  • The Rise and Rise of New York’s Billionaire’s Row (B1M) — Details how a combination of geography, zoning codes, regulations, engineering innovations, and materials science led to the creation of one of New York City’s most iconic new neighborhoods.

  • Status Monkeys (Not Boring) — Uses Eugene Wei’s famous Status-as-a-Service lens to evaluate the world of NFTs, concluding that the digital tokens embody a compelling blend of social and financial capital and thus can be seen as a new type of social network.

  • The NFT Rube Goldberg Machine, or, Why is NFT Art So Lazy? (Storming the Ivory Tower) — An art critic issues a scathing critique of NFTs, arguing that neither NFT creators nor investors nor resellers think about NFT art as art, instead cynically viewing the tokens as mere speculative baubles. She contends that this trend disempowers artists and represents a dead-end for a previously-promising form of art.

  • Watch Sheep Flow Like Water (Live Science) — A drone photographer took a time-lapse video of a flock of sheep moving around a pasture. The result: the fluffy animals’ movements looked almost exactly like the flow of water around obstacles, through bottlenecks, and across valleys.

🌀🖋 More from FLUXers

Highlighting independent publications from FLUX contributors.

In komoroske.com/gardening-platforms, FLUX’s own Alex Komoroske gives an in-depth tour of platforms and ecosystems. He describes why platforms are useful, what their key properties and power dynamics are, and how to co-evolve them with their associated ecosystems. He then introduces a horizontal playbook for growing useful platforms that create compounding value.

📚🌲 Book for your shelf

An evergreen book that will help you dip your toes into systems thinking.

This week, we recommend Reinventing Organizations, An Illustrated Invitation to Join the Conversation on Next-Stage Organizations by Frederic Laloux (2014, 382 pages).

We can stretch the lens of adult development to gain perspectives into other complex systems. In this book, Laloux offers a light-hearted and optimistic take on the developmental nature of organizations. An eclectic fusion of a comic book and a classic leadership tome, the book draws heavily on spiral dynamics for inspiration, describing a stage-based framework of organizational development. The author believes in a future that’s a little bit brighter than the present, and after reading you may find yourself leaning a bit more in that direction too.

If you’re looking for a “fewer pictures, more depth” rendition, consider a non-illustrated edition of this book that came out a couple of years earlier. You will also be treated to a stirring foreword by Ken Wilbur, a mini-book in itself.

🕵️‍♀️📆 Lens of the week

Introducing new ways to see the world and new tools to add to your mental arsenal.

This week’s lens: Getting “over the hump.” 

Before COVID-19, it seemed unlikely that many companies would transition office workers to working from home.
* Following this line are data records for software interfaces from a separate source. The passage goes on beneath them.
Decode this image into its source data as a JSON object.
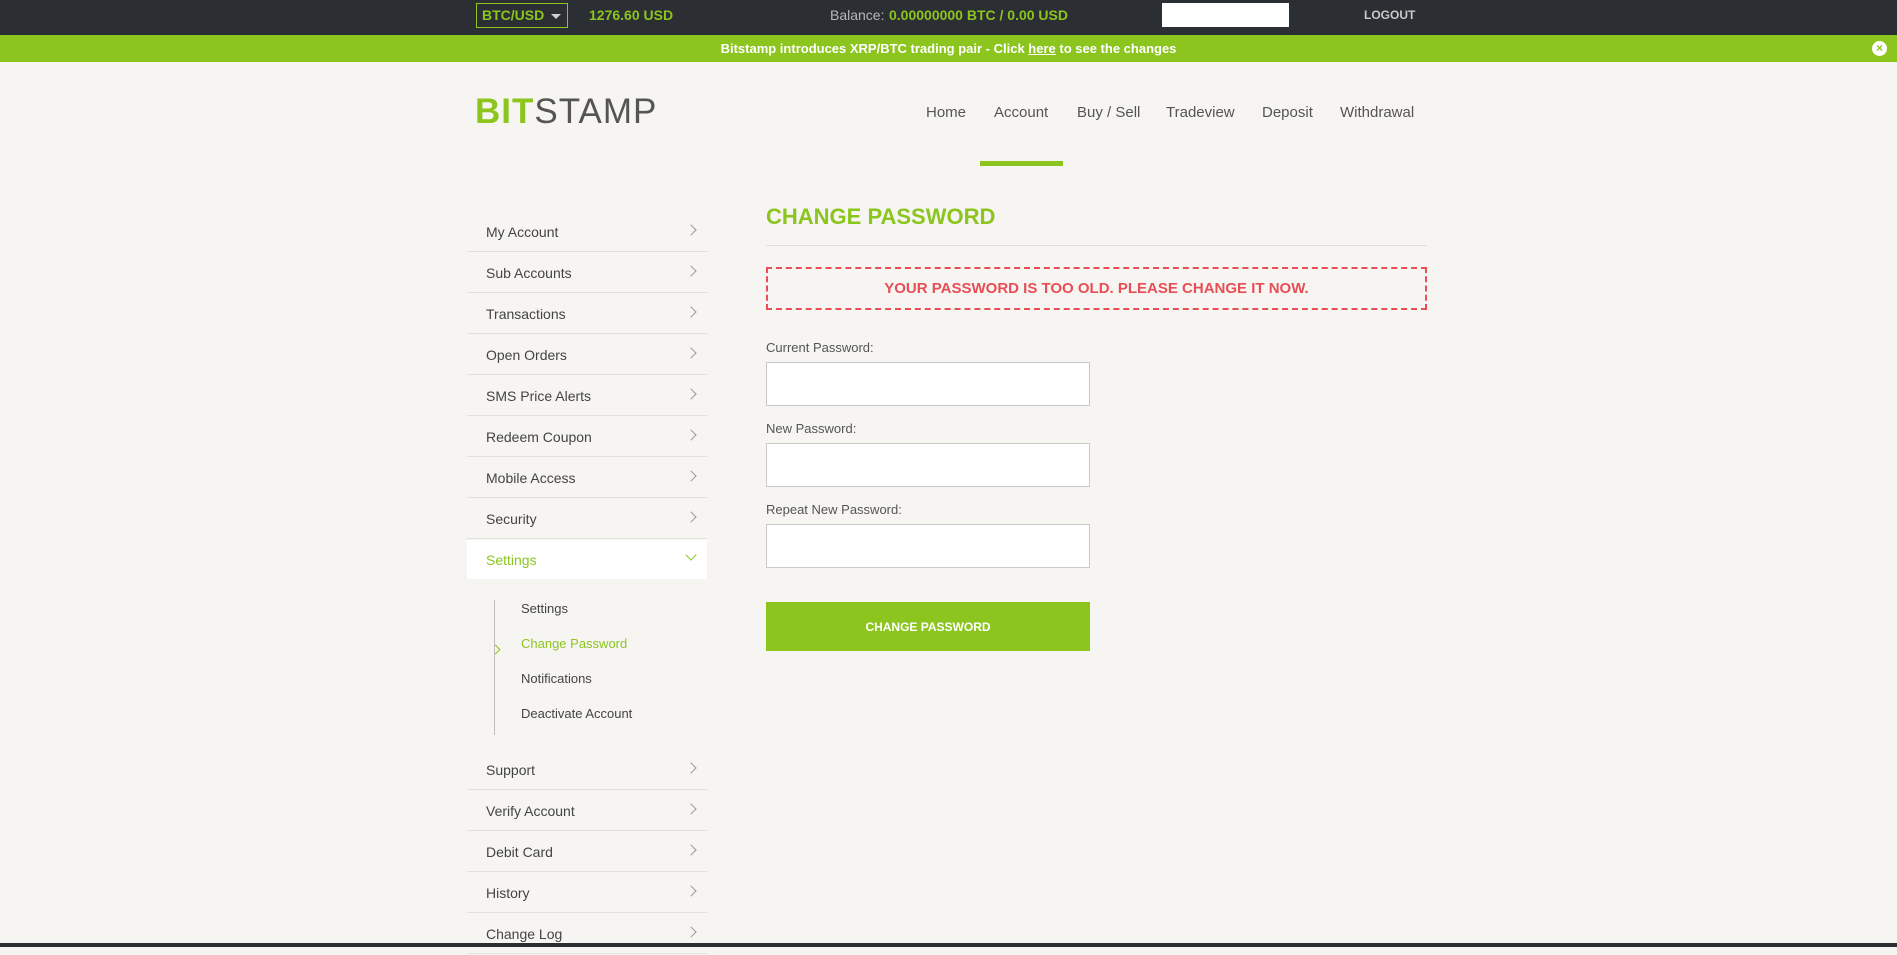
{
  "topbar": {
    "pair": "BTC/USD",
    "price": "1276.60 USD",
    "balance_label": "Balance:",
    "balance_value": "0.00000000 BTC / 0.00 USD",
    "logout": "LOGOUT"
  },
  "announcement": {
    "text_before": "Bitstamp introduces XRP/BTC trading pair - Click ",
    "link": "here",
    "text_after": " to see the changes",
    "close_glyph": "×"
  },
  "logo": {
    "part1": "BIT",
    "part2": "STAMP"
  },
  "nav": [
    {
      "label": "Home"
    },
    {
      "label": "Account"
    },
    {
      "label": "Buy / Sell"
    },
    {
      "label": "Tradeview"
    },
    {
      "label": "Deposit"
    },
    {
      "label": "Withdrawal"
    }
  ],
  "sidebar": {
    "items_top": [
      {
        "label": "My Account"
      },
      {
        "label": "Sub Accounts"
      },
      {
        "label": "Transactions"
      },
      {
        "label": "Open Orders"
      },
      {
        "label": "SMS Price Alerts"
      },
      {
        "label": "Redeem Coupon"
      },
      {
        "label": "Mobile Access"
      },
      {
        "label": "Security"
      }
    ],
    "active": {
      "label": "Settings"
    },
    "sub_items": [
      {
        "label": "Settings"
      },
      {
        "label": "Change Password"
      },
      {
        "label": "Notifications"
      },
      {
        "label": "Deactivate Account"
      }
    ],
    "items_bottom": [
      {
        "label": "Support"
      },
      {
        "label": "Verify Account"
      },
      {
        "label": "Debit Card"
      },
      {
        "label": "History"
      },
      {
        "label": "Change Log"
      }
    ]
  },
  "main": {
    "title": "CHANGE PASSWORD",
    "alert": "YOUR PASSWORD IS TOO OLD. PLEASE CHANGE IT NOW.",
    "current_label": "Current Password:",
    "new_label": "New Password:",
    "repeat_label": "Repeat New Password:",
    "submit": "CHANGE PASSWORD"
  },
  "colors": {
    "accent": "#8bc51e",
    "alert": "#e84e55",
    "topbar": "#2b2e33",
    "background": "#f6f5f2"
  }
}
Yet somehow they did, and now that many of those companies have reached some sort of steady state for remote work, transitioning back to in-person work — or even hybrid variants — also seems hard. What caused this unlikely reversal? All it took was a crisis. 

Many systems feature attractors, or stable equilibria where the system can persist indefinitely. Jumping between attractors often requires so much energy that it rarely happens in practice. Crises, like COVID-19, create some of the rare times that there is enough energy to “get over the hump” and jump between extremes. 

As another example, consider self-driving cars. They are most useful when every other car on the road is self-driving; self-driving cars often have trouble functioning alongside human drivers (and vice versa), making stages with a partial fleet of self-driving cars unstable. We’re currently stuck at the “all human drivers” extreme; what sort of crisis or other “black swan” event would push us toward the “all self-driving cars” extreme? In other words, what unusual scenario might get us over the hump?

You can apply this process in your own efforts to make change. When trying to change a system, look at the attractors. What is the current stable state? What is a future stable state that you want? What could provide the energy that it would take to jump between them?